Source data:
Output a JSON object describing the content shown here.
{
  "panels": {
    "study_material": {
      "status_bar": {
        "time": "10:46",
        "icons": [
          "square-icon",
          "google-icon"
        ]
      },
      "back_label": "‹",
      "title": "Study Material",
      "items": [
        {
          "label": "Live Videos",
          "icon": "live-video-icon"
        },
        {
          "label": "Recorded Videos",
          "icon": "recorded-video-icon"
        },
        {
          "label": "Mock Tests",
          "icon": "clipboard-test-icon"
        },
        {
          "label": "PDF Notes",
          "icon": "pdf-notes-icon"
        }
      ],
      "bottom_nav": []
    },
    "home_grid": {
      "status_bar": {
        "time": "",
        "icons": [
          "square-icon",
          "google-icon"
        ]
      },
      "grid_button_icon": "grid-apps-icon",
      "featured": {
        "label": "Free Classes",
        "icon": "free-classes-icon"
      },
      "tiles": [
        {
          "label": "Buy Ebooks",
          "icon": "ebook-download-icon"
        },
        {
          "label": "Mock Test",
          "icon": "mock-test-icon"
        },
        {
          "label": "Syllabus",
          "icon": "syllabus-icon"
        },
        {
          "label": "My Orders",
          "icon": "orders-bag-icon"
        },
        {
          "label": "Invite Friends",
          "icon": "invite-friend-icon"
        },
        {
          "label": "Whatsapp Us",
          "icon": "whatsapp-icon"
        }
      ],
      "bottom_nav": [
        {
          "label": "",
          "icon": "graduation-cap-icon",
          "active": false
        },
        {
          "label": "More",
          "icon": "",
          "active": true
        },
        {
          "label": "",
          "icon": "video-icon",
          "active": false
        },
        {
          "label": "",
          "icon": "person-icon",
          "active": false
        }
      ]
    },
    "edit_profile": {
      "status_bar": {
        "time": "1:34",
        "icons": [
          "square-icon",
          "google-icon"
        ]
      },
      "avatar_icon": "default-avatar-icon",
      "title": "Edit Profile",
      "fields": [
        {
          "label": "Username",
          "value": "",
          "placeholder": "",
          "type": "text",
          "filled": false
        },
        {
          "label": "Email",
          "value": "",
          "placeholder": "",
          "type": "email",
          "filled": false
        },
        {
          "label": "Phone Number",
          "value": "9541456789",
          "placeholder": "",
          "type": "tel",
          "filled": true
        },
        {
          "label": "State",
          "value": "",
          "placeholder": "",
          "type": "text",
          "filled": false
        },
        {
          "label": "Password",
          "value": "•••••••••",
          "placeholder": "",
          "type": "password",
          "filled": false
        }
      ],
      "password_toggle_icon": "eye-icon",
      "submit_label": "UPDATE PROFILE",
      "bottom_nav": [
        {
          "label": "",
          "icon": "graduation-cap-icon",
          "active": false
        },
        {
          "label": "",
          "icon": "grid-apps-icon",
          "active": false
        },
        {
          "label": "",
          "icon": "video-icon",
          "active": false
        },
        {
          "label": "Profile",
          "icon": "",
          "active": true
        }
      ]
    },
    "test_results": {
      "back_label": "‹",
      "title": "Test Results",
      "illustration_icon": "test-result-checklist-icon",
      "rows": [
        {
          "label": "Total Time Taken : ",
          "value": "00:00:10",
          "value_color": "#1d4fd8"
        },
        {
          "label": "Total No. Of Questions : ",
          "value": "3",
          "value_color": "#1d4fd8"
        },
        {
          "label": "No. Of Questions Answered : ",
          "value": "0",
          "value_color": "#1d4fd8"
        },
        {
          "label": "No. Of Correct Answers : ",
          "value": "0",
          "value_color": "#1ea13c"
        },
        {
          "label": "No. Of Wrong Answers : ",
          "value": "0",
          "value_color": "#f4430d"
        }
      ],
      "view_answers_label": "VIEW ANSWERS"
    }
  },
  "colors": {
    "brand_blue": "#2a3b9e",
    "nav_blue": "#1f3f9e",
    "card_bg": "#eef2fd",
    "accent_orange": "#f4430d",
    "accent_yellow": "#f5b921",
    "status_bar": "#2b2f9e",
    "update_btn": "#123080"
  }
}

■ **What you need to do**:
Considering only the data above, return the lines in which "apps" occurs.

■ **Response area**:
      "grid_button_icon": "grid-apps-icon",
          "icon": "grid-apps-icon",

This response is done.